**TASK INSTRUCTIONS**
Set down exactly, with nothing added, the lines from the one containing "What data populates" through the end of the entries.

App and web page records
- - - - - - -

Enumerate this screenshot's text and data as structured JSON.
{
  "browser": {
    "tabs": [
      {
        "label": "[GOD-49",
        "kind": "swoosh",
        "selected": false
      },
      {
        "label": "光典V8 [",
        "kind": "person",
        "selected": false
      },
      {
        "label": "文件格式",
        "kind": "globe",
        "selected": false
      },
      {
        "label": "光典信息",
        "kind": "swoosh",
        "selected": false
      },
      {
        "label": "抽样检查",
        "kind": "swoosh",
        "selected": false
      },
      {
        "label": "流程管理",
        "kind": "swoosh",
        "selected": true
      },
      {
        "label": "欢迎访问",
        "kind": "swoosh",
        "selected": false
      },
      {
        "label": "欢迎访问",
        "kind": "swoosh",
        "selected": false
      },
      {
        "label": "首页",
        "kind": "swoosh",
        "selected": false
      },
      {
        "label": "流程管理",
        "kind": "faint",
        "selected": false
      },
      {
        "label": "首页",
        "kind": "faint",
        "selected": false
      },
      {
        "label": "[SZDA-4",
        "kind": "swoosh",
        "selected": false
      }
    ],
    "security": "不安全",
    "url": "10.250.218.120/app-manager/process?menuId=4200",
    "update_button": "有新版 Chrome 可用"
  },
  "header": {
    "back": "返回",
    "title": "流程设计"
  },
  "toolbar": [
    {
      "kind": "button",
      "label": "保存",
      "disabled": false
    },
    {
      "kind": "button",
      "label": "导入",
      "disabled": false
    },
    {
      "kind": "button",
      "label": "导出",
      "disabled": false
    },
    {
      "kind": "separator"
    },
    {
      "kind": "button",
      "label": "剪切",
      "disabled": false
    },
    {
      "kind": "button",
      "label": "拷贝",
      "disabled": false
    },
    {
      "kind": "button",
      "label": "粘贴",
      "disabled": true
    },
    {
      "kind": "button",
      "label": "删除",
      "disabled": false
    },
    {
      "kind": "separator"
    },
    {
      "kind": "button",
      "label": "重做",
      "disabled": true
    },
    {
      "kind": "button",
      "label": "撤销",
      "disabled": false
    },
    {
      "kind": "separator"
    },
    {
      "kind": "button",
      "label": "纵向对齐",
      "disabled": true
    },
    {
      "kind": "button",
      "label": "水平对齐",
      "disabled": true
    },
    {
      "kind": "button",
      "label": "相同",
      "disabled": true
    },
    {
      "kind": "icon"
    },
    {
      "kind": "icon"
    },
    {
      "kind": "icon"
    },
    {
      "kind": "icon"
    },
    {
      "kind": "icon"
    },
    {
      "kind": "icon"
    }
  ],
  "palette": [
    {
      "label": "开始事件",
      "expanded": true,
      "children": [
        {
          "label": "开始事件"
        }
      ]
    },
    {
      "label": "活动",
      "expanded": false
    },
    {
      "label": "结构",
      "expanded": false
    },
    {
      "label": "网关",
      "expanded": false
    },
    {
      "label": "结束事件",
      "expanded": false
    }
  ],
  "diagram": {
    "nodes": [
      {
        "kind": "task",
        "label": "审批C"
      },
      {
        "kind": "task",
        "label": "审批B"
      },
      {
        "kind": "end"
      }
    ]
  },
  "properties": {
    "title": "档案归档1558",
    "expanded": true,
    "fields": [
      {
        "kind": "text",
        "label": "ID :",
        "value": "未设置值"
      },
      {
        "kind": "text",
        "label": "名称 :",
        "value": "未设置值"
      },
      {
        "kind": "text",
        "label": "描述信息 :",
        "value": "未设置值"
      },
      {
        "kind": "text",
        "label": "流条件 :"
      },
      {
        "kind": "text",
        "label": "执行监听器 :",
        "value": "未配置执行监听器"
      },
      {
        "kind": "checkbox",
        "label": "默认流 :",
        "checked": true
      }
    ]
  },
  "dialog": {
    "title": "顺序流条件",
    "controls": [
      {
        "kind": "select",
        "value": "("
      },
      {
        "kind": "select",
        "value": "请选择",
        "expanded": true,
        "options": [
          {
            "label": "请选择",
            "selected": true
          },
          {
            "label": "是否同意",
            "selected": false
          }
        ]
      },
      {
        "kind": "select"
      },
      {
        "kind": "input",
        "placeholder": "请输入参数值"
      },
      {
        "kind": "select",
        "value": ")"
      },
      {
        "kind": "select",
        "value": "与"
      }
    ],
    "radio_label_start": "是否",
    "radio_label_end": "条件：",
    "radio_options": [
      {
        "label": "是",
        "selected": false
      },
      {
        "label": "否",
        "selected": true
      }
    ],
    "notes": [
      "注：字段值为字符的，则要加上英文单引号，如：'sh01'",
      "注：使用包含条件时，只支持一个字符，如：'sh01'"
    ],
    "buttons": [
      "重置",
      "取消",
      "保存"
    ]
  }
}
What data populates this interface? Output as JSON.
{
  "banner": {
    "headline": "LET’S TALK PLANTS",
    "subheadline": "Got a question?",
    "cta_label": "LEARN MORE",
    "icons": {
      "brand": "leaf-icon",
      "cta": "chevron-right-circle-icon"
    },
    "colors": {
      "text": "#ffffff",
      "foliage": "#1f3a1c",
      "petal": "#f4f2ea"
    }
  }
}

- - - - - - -

**ANSWER TO THE PROBLEM**
What data populates this interface? Output as JSON.
{
  "banner": {
    "headline": "LET’S TALK PLANTS",
    "subheadline": "Got a question?",
    "cta_label": "LEARN MORE",
    "icons": {
      "brand": "leaf-icon",
      "cta": "chevron-right-circle-icon"
    },
    "colors": {
      "text": "#ffffff",
      "foliage": "#1f3a1c",
      "petal": "#f4f2ea"
    }
  }
}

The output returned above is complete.